▶ [Exercise] Your task is to retype each line of the data below exactly.

START Extracted records

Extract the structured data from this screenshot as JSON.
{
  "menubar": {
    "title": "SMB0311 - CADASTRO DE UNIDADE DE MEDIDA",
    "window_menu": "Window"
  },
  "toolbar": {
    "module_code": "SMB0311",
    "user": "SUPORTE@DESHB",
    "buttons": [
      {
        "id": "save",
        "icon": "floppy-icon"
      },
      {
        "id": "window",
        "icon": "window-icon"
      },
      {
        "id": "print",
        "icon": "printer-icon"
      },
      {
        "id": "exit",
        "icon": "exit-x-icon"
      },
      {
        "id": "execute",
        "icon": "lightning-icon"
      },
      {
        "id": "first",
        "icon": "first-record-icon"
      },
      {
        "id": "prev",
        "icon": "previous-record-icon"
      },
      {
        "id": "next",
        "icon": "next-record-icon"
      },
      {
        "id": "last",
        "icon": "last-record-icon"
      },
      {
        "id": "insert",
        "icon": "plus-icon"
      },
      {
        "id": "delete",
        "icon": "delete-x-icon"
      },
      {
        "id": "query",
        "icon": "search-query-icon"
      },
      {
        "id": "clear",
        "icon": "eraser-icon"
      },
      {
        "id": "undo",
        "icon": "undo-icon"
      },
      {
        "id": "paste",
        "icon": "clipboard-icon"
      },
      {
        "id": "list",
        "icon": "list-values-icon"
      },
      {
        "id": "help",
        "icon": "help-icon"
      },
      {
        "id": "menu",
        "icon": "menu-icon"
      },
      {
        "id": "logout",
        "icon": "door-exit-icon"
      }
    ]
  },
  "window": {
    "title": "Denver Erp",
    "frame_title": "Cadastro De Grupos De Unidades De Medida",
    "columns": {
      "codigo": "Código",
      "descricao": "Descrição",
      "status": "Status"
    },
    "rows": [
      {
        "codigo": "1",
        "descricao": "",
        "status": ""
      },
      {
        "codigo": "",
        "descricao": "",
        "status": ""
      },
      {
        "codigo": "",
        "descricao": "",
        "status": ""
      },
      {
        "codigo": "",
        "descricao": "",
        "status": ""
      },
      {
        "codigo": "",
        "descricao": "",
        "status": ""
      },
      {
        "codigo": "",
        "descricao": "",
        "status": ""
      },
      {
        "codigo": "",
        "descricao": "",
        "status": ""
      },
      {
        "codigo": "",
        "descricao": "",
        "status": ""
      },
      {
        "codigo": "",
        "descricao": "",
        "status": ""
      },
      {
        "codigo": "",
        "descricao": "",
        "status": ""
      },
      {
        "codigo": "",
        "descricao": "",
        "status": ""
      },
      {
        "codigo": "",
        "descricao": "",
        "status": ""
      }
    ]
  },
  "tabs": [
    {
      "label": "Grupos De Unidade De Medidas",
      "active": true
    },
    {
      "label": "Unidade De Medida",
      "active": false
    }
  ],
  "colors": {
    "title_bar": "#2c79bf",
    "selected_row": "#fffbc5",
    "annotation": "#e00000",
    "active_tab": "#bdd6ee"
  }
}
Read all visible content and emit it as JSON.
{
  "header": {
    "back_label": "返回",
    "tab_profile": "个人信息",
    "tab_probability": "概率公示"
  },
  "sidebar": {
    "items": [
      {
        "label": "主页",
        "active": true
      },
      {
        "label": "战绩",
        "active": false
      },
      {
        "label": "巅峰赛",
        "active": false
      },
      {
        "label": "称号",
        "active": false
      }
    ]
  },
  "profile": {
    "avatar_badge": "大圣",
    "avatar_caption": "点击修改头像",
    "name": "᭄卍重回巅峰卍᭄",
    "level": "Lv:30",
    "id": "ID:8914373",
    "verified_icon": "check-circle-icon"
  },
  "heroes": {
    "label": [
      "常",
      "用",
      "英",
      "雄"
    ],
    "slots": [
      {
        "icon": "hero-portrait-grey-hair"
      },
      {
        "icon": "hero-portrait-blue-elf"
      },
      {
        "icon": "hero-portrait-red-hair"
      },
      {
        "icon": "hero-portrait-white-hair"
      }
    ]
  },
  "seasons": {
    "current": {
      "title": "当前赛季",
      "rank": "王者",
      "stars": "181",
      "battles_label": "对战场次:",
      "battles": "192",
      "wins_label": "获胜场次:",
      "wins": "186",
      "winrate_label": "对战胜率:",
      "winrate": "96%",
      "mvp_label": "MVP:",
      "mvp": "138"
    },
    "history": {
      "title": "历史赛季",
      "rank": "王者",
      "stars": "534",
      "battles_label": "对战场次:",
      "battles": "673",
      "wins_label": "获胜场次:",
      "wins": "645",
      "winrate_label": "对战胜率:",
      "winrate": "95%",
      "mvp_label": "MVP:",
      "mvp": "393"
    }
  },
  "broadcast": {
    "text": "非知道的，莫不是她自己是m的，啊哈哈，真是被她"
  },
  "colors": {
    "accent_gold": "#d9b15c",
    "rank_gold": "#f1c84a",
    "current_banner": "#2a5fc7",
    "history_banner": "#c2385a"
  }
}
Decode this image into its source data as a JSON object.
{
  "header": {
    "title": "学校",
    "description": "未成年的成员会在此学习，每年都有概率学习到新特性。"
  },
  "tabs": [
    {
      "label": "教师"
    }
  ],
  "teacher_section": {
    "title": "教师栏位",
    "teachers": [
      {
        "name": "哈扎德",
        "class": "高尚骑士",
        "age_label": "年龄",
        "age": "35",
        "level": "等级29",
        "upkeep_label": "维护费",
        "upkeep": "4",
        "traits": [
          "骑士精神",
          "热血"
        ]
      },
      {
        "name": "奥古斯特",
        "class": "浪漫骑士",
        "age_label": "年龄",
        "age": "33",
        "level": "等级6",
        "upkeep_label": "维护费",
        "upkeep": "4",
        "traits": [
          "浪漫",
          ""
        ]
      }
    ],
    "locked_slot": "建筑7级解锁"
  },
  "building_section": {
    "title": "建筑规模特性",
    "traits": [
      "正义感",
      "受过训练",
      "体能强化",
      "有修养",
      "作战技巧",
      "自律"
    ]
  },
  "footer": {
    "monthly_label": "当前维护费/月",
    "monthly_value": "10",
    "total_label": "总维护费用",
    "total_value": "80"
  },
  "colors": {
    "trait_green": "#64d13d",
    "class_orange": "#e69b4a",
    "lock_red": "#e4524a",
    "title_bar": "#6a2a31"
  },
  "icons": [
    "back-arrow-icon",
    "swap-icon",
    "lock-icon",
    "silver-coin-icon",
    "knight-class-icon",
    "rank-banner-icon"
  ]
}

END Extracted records

▶ [Answer below]
Extract the structured data from this screenshot as JSON.
{
  "menubar": {
    "title": "SMB0311 - CADASTRO DE UNIDADE DE MEDIDA",
    "window_menu": "Window"
  },
  "toolbar": {
    "module_code": "SMB0311",
    "user": "SUPORTE@DESHB",
    "buttons": [
      {
        "id": "save",
        "icon": "floppy-icon"
      },
      {
        "id": "window",
        "icon": "window-icon"
      },
      {
        "id": "print",
        "icon": "printer-icon"
      },
      {
        "id": "exit",
        "icon": "exit-x-icon"
      },
      {
        "id": "execute",
        "icon": "lightning-icon"
      },
      {
        "id": "first",
        "icon": "first-record-icon"
      },
      {
        "id": "prev",
        "icon": "previous-record-icon"
      },
      {
        "id": "next",
        "icon": "next-record-icon"
      },
      {
        "id": "last",
        "icon": "last-record-icon"
      },
      {
        "id": "insert",
        "icon": "plus-icon"
      },
      {
        "id": "delete",
        "icon": "delete-x-icon"
      },
      {
        "id": "query",
        "icon": "search-query-icon"
      },
      {
        "id": "clear",
        "icon": "eraser-icon"
      },
      {
        "id": "undo",
        "icon": "undo-icon"
      },
      {
        "id": "paste",
        "icon": "clipboard-icon"
      },
      {
        "id": "list",
        "icon": "list-values-icon"
      },
      {
        "id": "help",
        "icon": "help-icon"
      },
      {
        "id": "menu",
        "icon": "menu-icon"
      },
      {
        "id": "logout",
        "icon": "door-exit-icon"
      }
    ]
  },
  "window": {
    "title": "Denver Erp",
    "frame_title": "Cadastro De Grupos De Unidades De Medida",
    "columns": {
      "codigo": "Código",
      "descricao": "Descrição",
      "status": "Status"
    },
    "rows": [
      {
        "codigo": "1",
        "descricao": "",
        "status": ""
      },
      {
        "codigo": "",
        "descricao": "",
        "status": ""
      },
      {
        "codigo": "",
        "descricao": "",
        "status": ""
      },
      {
        "codigo": "",
        "descricao": "",
        "status": ""
      },
      {
        "codigo": "",
        "descricao": "",
        "status": ""
      },
      {
        "codigo": "",
        "descricao": "",
        "status": ""
      },
      {
        "codigo": "",
        "descricao": "",
        "status": ""
      },
      {
        "codigo": "",
        "descricao": "",
        "status": ""
      },
      {
        "codigo": "",
        "descricao": "",
        "status": ""
      },
      {
        "codigo": "",
        "descricao": "",
        "status": ""
      },
      {
        "codigo": "",
        "descricao": "",
        "status": ""
      },
      {
        "codigo": "",
        "descricao": "",
        "status": ""
      }
    ]
  },
  "tabs": [
    {
      "label": "Grupos De Unidade De Medidas",
      "active": true
    },
    {
      "label": "Unidade De Medida",
      "active": false
    }
  ],
  "colors": {
    "title_bar": "#2c79bf",
    "selected_row": "#fffbc5",
    "annotation": "#e00000",
    "active_tab": "#bdd6ee"
  }
}
Read all visible content and emit it as JSON.
{
  "header": {
    "back_label": "返回",
    "tab_profile": "个人信息",
    "tab_probability": "概率公示"
  },
  "sidebar": {
    "items": [
      {
        "label": "主页",
        "active": true
      },
      {
        "label": "战绩",
        "active": false
      },
      {
        "label": "巅峰赛",
        "active": false
      },
      {
        "label": "称号",
        "active": false
      }
    ]
  },
  "profile": {
    "avatar_badge": "大圣",
    "avatar_caption": "点击修改头像",
    "name": "᭄卍重回巅峰卍᭄",
    "level": "Lv:30",
    "id": "ID:8914373",
    "verified_icon": "check-circle-icon"
  },
  "heroes": {
    "label": [
      "常",
      "用",
      "英",
      "雄"
    ],
    "slots": [
      {
        "icon": "hero-portrait-grey-hair"
      },
      {
        "icon": "hero-portrait-blue-elf"
      },
      {
        "icon": "hero-portrait-red-hair"
      },
      {
        "icon": "hero-portrait-white-hair"
      }
    ]
  },
  "seasons": {
    "current": {
      "title": "当前赛季",
      "rank": "王者",
      "stars": "181",
      "battles_label": "对战场次:",
      "battles": "192",
      "wins_label": "获胜场次:",
      "wins": "186",
      "winrate_label": "对战胜率:",
      "winrate": "96%",
      "mvp_label": "MVP:",
      "mvp": "138"
    },
    "history": {
      "title": "历史赛季",
      "rank": "王者",
      "stars": "534",
      "battles_label": "对战场次:",
      "battles": "673",
      "wins_label": "获胜场次:",
      "wins": "645",
      "winrate_label": "对战胜率:",
      "winrate": "95%",
      "mvp_label": "MVP:",
      "mvp": "393"
    }
  },
  "broadcast": {
    "text": "非知道的，莫不是她自己是m的，啊哈哈，真是被她"
  },
  "colors": {
    "accent_gold": "#d9b15c",
    "rank_gold": "#f1c84a",
    "current_banner": "#2a5fc7",
    "history_banner": "#c2385a"
  }
}
Decode this image into its source data as a JSON object.
{
  "header": {
    "title": "学校",
    "description": "未成年的成员会在此学习，每年都有概率学习到新特性。"
  },
  "tabs": [
    {
      "label": "教师"
    }
  ],
  "teacher_section": {
    "title": "教师栏位",
    "teachers": [
      {
        "name": "哈扎德",
        "class": "高尚骑士",
        "age_label": "年龄",
        "age": "35",
        "level": "等级29",
        "upkeep_label": "维护费",
        "upkeep": "4",
        "traits": [
          "骑士精神",
          "热血"
        ]
      },
      {
        "name": "奥古斯特",
        "class": "浪漫骑士",
        "age_label": "年龄",
        "age": "33",
        "level": "等级6",
        "upkeep_label": "维护费",
        "upkeep": "4",
        "traits": [
          "浪漫",
          ""
        ]
      }
    ],
    "locked_slot": "建筑7级解锁"
  },
  "building_section": {
    "title": "建筑规模特性",
    "traits": [
      "正义感",
      "受过训练",
      "体能强化",
      "有修养",
      "作战技巧",
      "自律"
    ]
  },
  "footer": {
    "monthly_label": "当前维护费/月",
    "monthly_value": "10",
    "total_label": "总维护费用",
    "total_value": "80"
  },
  "colors": {
    "trait_green": "#64d13d",
    "class_orange": "#e69b4a",
    "lock_red": "#e4524a",
    "title_bar": "#6a2a31"
  },
  "icons": [
    "back-arrow-icon",
    "swap-icon",
    "lock-icon",
    "silver-coin-icon",
    "knight-class-icon",
    "rank-banner-icon"
  ]
}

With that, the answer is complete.